There is an energetic and vital debate going on in the rest of the UK concerning the future delivery and requirements for local news coverage on TV and elsewhere.
The long-awaited Digital Britain report, released earlier this year, is aimed at preparing the UK for the digital age that will be ushered in via analogue switch-off.
Included in the report's proposals were measures to fund the digital take-up by consumers from the licence fee.
However, it also said that a 'small part' of the licence fee digital switchover surplus could fund three regional news pilots in Scotland, Wales and England. Alarmingly, Northern Ireland was excluded.
This has come about through ITV (not UTV) saying that is pulling out of regional news coverage because it can no longer afford to fund it, but that it would provide air time for other media organisations to supply news programming.
These other media organisations - independently funded news consortium or IFNC for short - can collaborate as various consortia and demonstrate what can be done via the proposed pilots.
UTV are not following the ITV policy and, in fact, provide one of the most-watched regional news services in the UK.
They also are not opposed to a pilot and are confident of what they provide succeeding in any competition.
In Scotland, STV actively volunteered to explore collaborating with other news providers, such as local newspapers, to find an alternative model to ensure local news coverage continued. And here in Northern Ireland, in Fermanagh, we also have an interesting, imitative underway with Fermanagh TV meeting the need for local information.

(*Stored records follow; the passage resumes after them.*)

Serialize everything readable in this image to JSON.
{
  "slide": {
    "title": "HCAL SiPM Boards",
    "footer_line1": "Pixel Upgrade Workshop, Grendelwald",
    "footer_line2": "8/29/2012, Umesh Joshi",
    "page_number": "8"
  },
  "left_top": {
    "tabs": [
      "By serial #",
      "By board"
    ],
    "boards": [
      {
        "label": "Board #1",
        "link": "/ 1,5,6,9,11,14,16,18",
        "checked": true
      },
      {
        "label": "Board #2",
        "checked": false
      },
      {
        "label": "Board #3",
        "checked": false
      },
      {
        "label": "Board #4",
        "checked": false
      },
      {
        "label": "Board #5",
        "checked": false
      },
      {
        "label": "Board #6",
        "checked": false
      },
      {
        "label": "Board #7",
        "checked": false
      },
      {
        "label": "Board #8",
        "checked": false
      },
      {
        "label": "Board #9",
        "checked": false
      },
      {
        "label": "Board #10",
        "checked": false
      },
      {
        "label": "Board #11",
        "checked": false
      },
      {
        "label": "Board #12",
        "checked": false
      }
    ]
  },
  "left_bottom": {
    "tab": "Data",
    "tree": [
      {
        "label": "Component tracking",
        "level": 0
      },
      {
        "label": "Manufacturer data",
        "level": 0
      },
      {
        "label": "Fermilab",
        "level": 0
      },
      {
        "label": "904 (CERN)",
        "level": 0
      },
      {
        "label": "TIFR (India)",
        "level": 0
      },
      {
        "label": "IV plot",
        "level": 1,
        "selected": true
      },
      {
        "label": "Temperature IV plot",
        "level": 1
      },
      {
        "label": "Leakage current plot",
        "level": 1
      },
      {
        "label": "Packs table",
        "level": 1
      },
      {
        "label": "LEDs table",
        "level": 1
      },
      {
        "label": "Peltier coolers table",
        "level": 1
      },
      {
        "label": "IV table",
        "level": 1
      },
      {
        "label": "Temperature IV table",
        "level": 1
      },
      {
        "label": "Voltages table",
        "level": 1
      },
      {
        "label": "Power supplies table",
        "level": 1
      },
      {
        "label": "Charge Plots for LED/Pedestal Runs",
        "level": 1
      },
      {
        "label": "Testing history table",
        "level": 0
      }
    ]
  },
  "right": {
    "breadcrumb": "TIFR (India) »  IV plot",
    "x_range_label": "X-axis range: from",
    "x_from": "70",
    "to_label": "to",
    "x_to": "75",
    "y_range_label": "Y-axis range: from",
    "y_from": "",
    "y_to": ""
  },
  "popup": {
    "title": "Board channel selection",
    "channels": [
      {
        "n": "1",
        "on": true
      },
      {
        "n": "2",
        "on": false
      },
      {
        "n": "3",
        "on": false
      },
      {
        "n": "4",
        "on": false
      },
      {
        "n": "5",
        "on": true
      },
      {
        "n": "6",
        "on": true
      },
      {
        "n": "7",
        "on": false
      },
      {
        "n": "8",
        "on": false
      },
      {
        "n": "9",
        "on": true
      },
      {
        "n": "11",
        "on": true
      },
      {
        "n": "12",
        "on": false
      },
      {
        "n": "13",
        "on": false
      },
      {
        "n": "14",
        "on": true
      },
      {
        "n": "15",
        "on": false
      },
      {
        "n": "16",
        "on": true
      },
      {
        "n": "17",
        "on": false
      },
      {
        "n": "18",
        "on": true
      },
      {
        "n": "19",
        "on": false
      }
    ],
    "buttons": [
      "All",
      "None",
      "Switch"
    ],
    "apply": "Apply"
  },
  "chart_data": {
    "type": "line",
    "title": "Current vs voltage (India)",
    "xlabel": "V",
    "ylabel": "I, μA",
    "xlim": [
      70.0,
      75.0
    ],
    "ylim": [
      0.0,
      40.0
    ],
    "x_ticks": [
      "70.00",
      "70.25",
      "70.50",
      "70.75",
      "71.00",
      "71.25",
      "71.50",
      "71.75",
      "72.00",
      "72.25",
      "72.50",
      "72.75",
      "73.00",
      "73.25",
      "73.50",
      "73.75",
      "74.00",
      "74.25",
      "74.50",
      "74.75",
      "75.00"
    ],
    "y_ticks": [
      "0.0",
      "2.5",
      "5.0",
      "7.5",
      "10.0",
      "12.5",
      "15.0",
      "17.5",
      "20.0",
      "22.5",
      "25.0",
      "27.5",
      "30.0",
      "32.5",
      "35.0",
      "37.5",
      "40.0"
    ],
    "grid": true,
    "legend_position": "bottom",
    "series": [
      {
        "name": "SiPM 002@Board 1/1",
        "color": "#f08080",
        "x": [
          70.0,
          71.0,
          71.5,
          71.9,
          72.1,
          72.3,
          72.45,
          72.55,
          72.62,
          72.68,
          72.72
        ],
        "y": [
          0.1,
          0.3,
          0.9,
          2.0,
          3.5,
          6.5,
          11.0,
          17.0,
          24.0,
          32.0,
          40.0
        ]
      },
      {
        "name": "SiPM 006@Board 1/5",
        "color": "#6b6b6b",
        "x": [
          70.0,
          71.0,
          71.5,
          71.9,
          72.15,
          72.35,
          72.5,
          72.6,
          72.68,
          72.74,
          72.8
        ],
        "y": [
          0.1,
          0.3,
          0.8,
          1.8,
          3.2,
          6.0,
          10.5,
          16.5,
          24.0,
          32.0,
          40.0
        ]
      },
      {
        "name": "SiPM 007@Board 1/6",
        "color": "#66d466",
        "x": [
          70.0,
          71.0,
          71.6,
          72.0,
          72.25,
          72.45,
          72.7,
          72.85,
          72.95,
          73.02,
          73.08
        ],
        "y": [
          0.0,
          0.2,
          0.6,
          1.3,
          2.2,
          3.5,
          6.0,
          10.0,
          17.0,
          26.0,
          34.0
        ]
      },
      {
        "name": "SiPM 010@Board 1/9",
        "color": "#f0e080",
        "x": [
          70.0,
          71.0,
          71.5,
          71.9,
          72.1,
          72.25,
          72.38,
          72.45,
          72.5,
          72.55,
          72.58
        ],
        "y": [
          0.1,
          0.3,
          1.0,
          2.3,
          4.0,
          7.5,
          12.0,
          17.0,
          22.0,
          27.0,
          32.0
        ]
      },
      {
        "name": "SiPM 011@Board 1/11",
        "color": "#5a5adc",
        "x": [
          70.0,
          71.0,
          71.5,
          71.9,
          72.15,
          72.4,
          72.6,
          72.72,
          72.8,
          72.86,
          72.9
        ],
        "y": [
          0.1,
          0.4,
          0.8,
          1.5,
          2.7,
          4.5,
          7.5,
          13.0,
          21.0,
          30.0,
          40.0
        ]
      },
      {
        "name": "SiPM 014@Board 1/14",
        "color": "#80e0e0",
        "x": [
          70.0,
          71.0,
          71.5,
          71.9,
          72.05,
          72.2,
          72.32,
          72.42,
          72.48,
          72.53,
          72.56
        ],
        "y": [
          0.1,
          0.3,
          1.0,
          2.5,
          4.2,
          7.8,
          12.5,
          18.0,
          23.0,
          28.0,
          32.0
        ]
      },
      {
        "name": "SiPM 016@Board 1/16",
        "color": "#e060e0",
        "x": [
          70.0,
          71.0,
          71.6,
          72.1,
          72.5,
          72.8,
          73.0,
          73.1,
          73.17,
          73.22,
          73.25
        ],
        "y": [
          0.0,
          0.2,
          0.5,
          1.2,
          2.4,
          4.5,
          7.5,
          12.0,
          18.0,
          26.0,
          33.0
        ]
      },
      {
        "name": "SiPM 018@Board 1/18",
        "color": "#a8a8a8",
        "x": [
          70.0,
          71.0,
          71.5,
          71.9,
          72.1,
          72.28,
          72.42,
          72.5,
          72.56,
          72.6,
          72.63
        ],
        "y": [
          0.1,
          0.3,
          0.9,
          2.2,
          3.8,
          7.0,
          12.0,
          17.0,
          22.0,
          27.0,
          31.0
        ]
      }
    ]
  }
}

Given that local news is so important in our communities, it is vital that Northern Ireland has the opportunity also to debate local news coverage and to examine the options we might have going forward.
We must not be excluded because local news coverage is too important. It helps inform people of local issues that will affect their lives. It stimulates consumer involvement in society and it is a major contributor to a well-functioning local democracy. It also gives people a say in what is happening on their doorstep.
We do have options to debate and we need to know what people want to see and hear.
Digital Britain is committed to ensuring the survival of local coverage in a digital age and to plurality of source, but this debate needs to be about quality and content - not just source.
Many journalists and commentators take the view that our local coverage could be a lot stronger and also that during the Troubles the stories were obvious and that some complacency has got into the system; also, as local administration and councils are reformed, that there is a vital role for more accountability and investigation.
Another factor is, of course, the merging roles of our various media channels in this digital age.
Publishers need to be utilising as many channels as possible to disseminate and share their news information and to as many audiences as possible.
Rupert Murdoch correctly pointed out that the value of what newspapers and newsrooms own is the actual news and information, not the method of distribution. If media owners can successfully collaborate, then news-gathering can cease to be provided on a media-specific basis. This will be good for the survival of all and also for the maintenance of quality and professionalism.
There are also strong views that the underpinning and support for local news coverage should not be the sole focus and that the support delivered should embrace other forms of programming and also stimulate local supply to the network. That is certainly the view of Northern Ireland Screen and it is a powerful argument.
Support and calls for a local Northern Ireland pilot is growing. Nelson McCausland has called for a local Northern Ireland pilot and has written to Secretary of State Ben Bradshaw requesting such, and that the pilot should be broadened to include further current affairs material and not just regional news. This support is all very encouraging.
There is mounting evidence of strong interest and alternative visions for our local news coverage and how it can not only survive, but also thrive.
Last month the Belfast Telegraph announced its vision for a multi-platform, decentralised approach for Northern Ireland in association with Bob Geldof and production house Ten Alps as well as local company Below the Radar.
ITN has strong views. Trade unions and employees will have views also, as of course will the BBC. All of these voices need to be heard and the opportunity for a pilot and strong debate in Northern Ireland should not be denied.